# [INSTRUCTIONS FOR THE TASK]
An exact copy of every entry is the answer here, with no pictures.

[Interface dataset entries]
++++++

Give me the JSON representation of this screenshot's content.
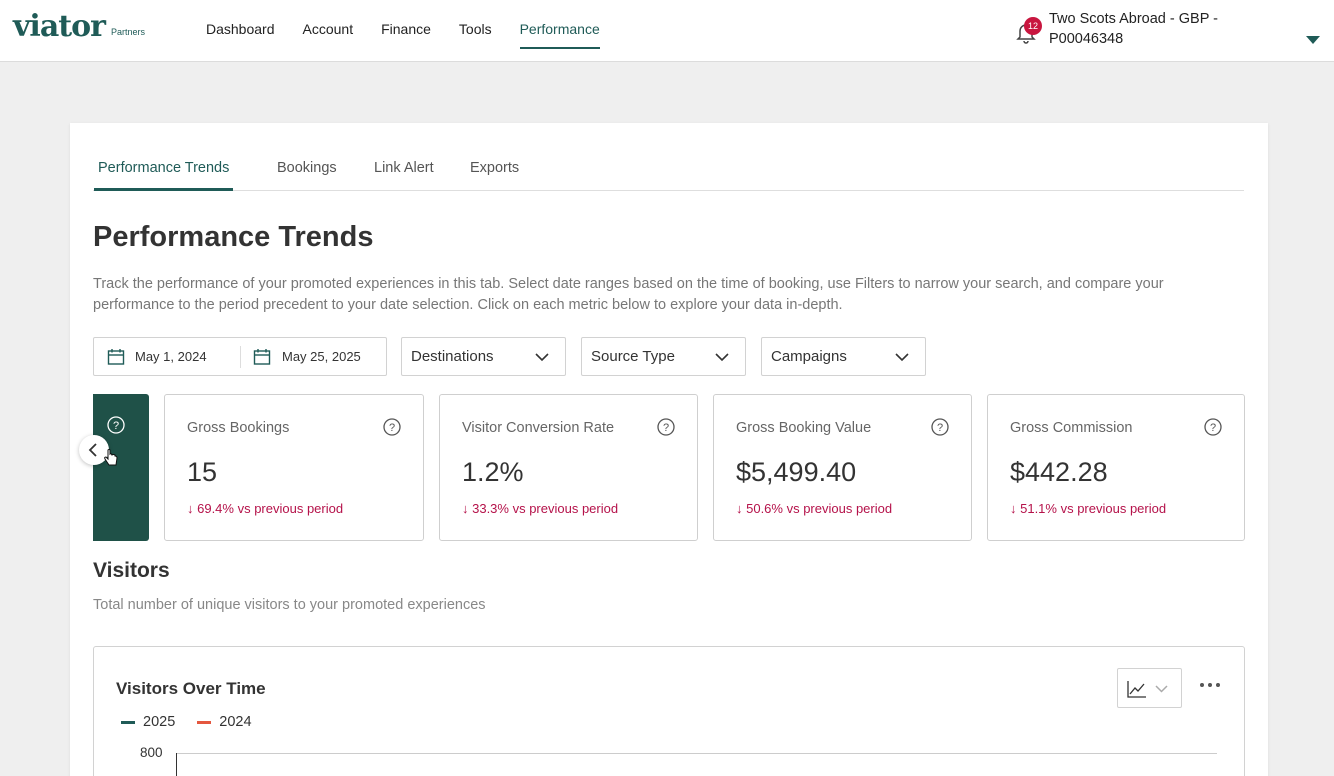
{
  "brand": {
    "logo": "viator",
    "logo_sub": "Partners",
    "primary_color": "#1f5b57",
    "alert_color": "#b5124a"
  },
  "nav": {
    "items": [
      "Dashboard",
      "Account",
      "Finance",
      "Tools",
      "Performance"
    ],
    "active": "Performance"
  },
  "header": {
    "notification_count": "12",
    "account_name": "Two Scots Abroad - GBP - P00046348"
  },
  "tabs": [
    "Performance Trends",
    "Bookings",
    "Link Alert",
    "Exports"
  ],
  "page": {
    "title": "Performance Trends",
    "description": "Track the performance of your promoted experiences in this tab. Select date ranges based on the time of booking, use Filters to narrow your search, and compare your performance to the period precedent to your date selection. Click on each metric below to explore your data in-depth."
  },
  "filters": {
    "start_date": "May 1, 2024",
    "end_date": "May 25, 2025",
    "dropdowns": [
      "Destinations",
      "Source Type",
      "Campaigns"
    ]
  },
  "metrics": [
    {
      "title": "Gross Bookings",
      "value": "15",
      "change": "↓ 69.4% vs previous period"
    },
    {
      "title": "Visitor Conversion Rate",
      "value": "1.2%",
      "change": "↓ 33.3% vs previous period"
    },
    {
      "title": "Gross Booking Value",
      "value": "$5,499.40",
      "change": "↓ 50.6% vs previous period"
    },
    {
      "title": "Gross Commission",
      "value": "$442.28",
      "change": "↓ 51.1% vs previous period"
    }
  ],
  "visitors": {
    "title": "Visitors",
    "description": "Total number of unique visitors to your promoted experiences"
  },
  "chart": {
    "title": "Visitors Over Time",
    "legend": [
      {
        "name": "2025",
        "color": "#1f5b57"
      },
      {
        "name": "2024",
        "color": "#e4573f"
      }
    ],
    "y_tick_top": "800"
  }
}
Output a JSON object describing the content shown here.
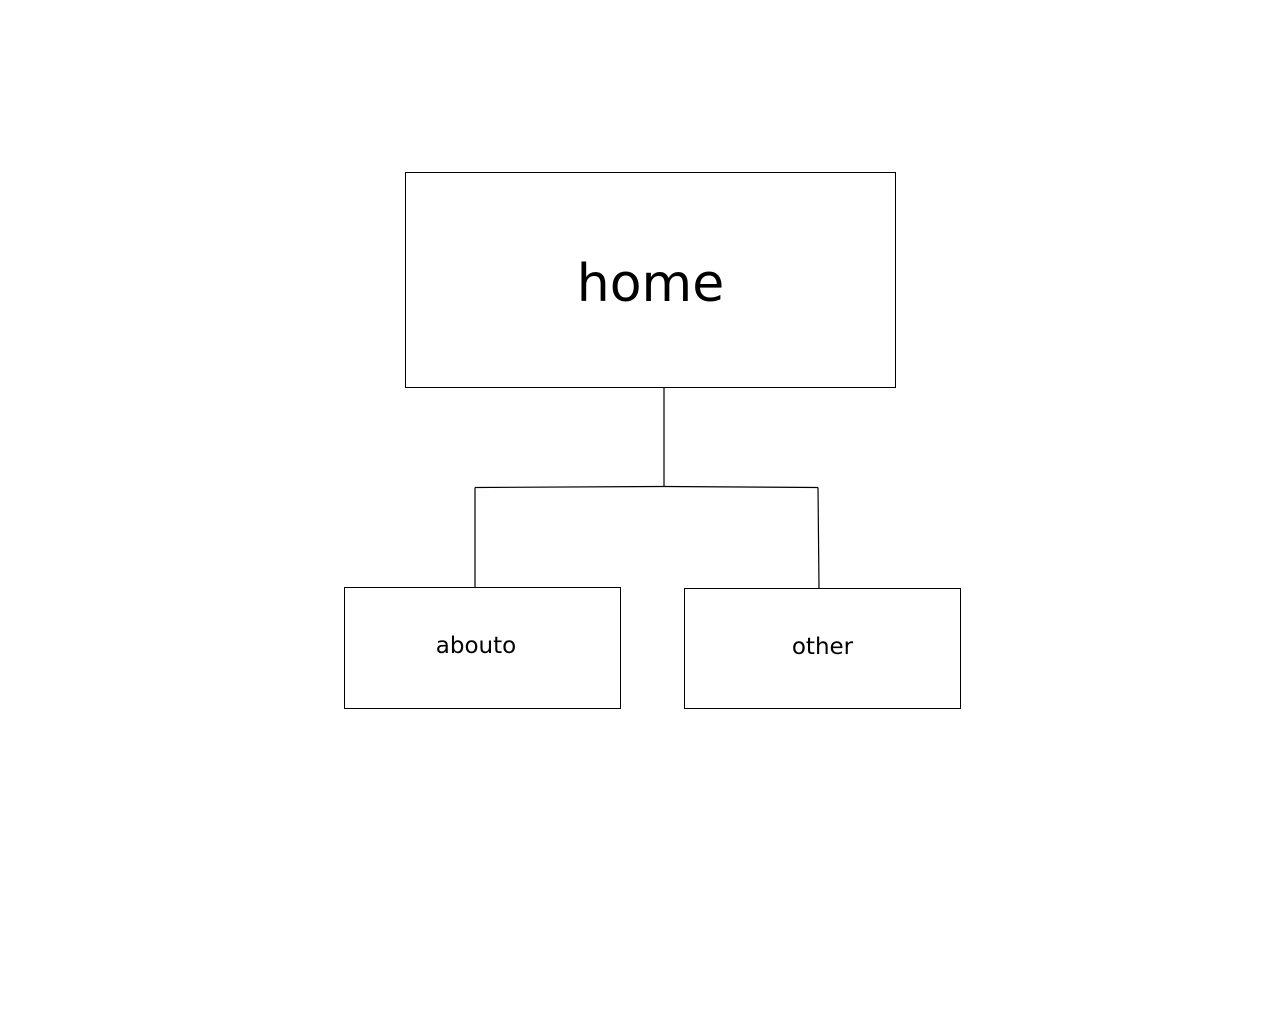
{
  "diagram": {
    "root": {
      "label": "home"
    },
    "children": [
      {
        "label": "abouto"
      },
      {
        "label": "other"
      }
    ]
  }
}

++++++

# [RESULT]
Give me the JSON representation of this screenshot's content.
{
  "brand": {
    "logo": "viator",
    "logo_sub": "Partners",
    "primary_color": "#1f5b57",
    "alert_color": "#b5124a"
  },
  "nav": {
    "items": [
      "Dashboard",
      "Account",
      "Finance",
      "Tools",
      "Performance"
    ],
    "active": "Performance"
  },
  "header": {
    "notification_count": "12",
    "account_name": "Two Scots Abroad - GBP - P00046348"
  },
  "tabs": [
    "Performance Trends",
    "Bookings",
    "Link Alert",
    "Exports"
  ],
  "page": {
    "title": "Performance Trends",
    "description": "Track the performance of your promoted experiences in this tab. Select date ranges based on the time of booking, use Filters to narrow your search, and compare your performance to the period precedent to your date selection. Click on each metric below to explore your data in-depth."
  },
  "filters": {
    "start_date": "May 1, 2024",
    "end_date": "May 25, 2025",
    "dropdowns": [
      "Destinations",
      "Source Type",
      "Campaigns"
    ]
  },
  "metrics": [
    {
      "title": "Gross Bookings",
      "value": "15",
      "change": "↓ 69.4% vs previous period"
    },
    {
      "title": "Visitor Conversion Rate",
      "value": "1.2%",
      "change": "↓ 33.3% vs previous period"
    },
    {
      "title": "Gross Booking Value",
      "value": "$5,499.40",
      "change": "↓ 50.6% vs previous period"
    },
    {
      "title": "Gross Commission",
      "value": "$442.28",
      "change": "↓ 51.1% vs previous period"
    }
  ],
  "visitors": {
    "title": "Visitors",
    "description": "Total number of unique visitors to your promoted experiences"
  },
  "chart": {
    "title": "Visitors Over Time",
    "legend": [
      {
        "name": "2025",
        "color": "#1f5b57"
      },
      {
        "name": "2024",
        "color": "#e4573f"
      }
    ],
    "y_tick_top": "800"
  }
}
Output a JSON object describing the content shown here.
{
  "diagram": {
    "root": {
      "label": "home"
    },
    "children": [
      {
        "label": "abouto"
      },
      {
        "label": "other"
      }
    ]
  }
}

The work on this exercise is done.